GIVEN ENTRIES: Begin

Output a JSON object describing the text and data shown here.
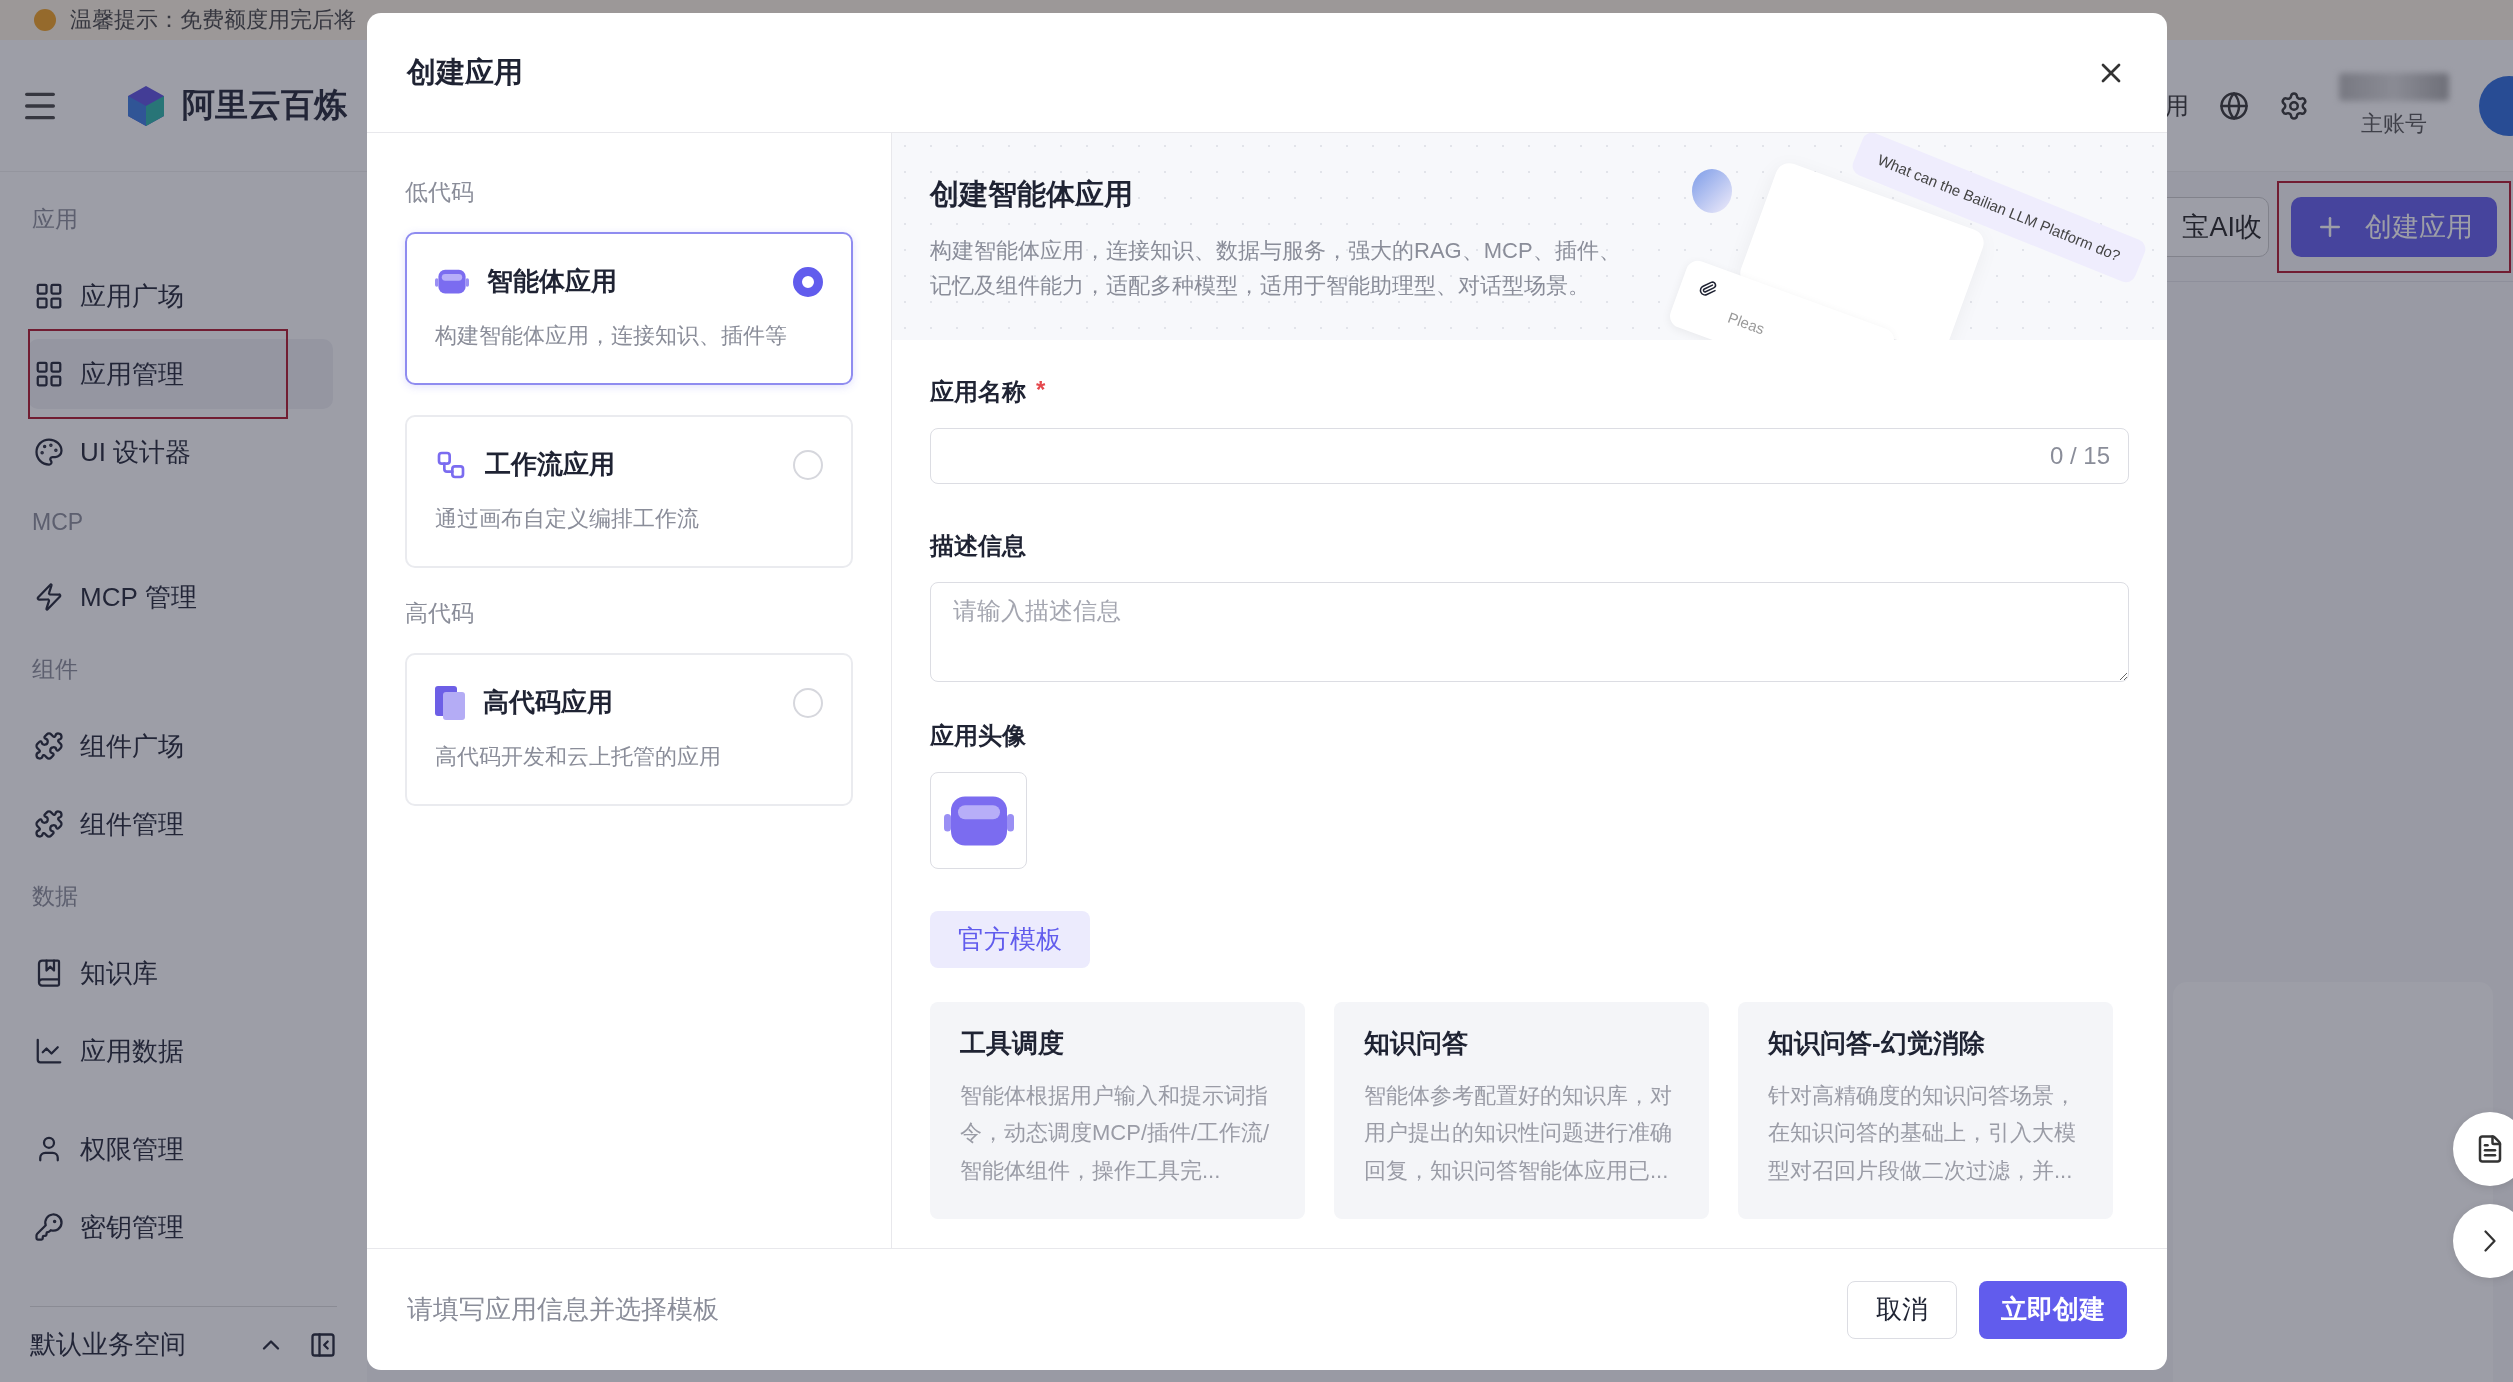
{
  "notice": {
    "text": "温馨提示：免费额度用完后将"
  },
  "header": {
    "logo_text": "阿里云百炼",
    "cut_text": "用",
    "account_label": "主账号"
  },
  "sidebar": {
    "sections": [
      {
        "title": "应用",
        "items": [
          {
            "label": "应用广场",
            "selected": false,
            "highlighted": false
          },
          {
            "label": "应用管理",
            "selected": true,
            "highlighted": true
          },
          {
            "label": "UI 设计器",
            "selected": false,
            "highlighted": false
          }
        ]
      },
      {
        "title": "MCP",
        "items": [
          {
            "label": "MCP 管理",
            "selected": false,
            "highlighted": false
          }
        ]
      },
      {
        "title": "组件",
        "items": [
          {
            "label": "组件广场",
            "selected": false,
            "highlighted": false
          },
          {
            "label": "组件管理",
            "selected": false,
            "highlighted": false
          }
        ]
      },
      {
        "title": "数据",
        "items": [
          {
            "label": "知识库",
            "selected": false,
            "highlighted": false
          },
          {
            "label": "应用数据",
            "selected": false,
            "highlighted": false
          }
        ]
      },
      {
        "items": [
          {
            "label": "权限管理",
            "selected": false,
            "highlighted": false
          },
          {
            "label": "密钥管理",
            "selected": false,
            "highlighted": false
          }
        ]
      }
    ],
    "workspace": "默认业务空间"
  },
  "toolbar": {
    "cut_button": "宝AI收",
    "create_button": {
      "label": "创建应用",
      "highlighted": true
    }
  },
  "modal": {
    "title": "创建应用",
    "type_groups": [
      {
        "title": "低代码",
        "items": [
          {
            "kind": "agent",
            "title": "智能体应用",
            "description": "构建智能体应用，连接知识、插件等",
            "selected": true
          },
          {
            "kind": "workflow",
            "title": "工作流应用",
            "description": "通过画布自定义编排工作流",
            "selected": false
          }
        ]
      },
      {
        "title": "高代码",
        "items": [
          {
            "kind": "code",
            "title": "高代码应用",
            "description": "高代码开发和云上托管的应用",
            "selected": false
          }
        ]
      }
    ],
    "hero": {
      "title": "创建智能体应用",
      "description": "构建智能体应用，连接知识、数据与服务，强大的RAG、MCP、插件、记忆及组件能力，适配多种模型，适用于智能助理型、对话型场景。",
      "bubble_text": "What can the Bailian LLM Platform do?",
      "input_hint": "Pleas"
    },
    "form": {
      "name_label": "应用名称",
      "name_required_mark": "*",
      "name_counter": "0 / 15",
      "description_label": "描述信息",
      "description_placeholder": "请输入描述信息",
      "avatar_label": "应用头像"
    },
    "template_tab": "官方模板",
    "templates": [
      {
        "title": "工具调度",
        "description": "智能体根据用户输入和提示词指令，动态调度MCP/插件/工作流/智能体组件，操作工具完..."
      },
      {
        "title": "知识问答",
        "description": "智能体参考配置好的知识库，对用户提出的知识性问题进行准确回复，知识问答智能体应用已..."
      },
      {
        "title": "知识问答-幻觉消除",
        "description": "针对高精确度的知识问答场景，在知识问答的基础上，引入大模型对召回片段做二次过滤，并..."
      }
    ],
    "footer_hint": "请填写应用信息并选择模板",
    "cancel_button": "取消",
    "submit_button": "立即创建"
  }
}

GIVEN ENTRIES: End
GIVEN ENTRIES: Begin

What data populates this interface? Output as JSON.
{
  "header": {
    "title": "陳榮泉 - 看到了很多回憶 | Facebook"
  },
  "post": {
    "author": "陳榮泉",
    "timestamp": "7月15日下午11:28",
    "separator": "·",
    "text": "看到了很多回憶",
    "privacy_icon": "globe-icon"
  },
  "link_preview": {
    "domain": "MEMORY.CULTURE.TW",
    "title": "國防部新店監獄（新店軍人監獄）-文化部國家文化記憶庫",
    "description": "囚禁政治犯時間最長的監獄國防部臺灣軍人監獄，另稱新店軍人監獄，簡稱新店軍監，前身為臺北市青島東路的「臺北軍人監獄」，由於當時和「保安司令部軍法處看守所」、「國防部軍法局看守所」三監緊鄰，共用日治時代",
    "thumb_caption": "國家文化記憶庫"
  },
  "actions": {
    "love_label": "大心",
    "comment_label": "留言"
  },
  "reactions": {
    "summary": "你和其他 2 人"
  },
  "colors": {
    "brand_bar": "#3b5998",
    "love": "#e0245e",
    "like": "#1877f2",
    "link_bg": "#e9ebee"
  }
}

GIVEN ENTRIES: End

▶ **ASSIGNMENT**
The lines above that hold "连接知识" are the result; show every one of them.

▶ **RESULT OF THE EXERCISE**
            "description": "构建智能体应用，连接知识、插件等",
      "description": "构建智能体应用，连接知识、数据与服务，强大的RAG、MCP、插件、记忆及组件能力，适配多种模型，适用于智能助理型、对话型场景。",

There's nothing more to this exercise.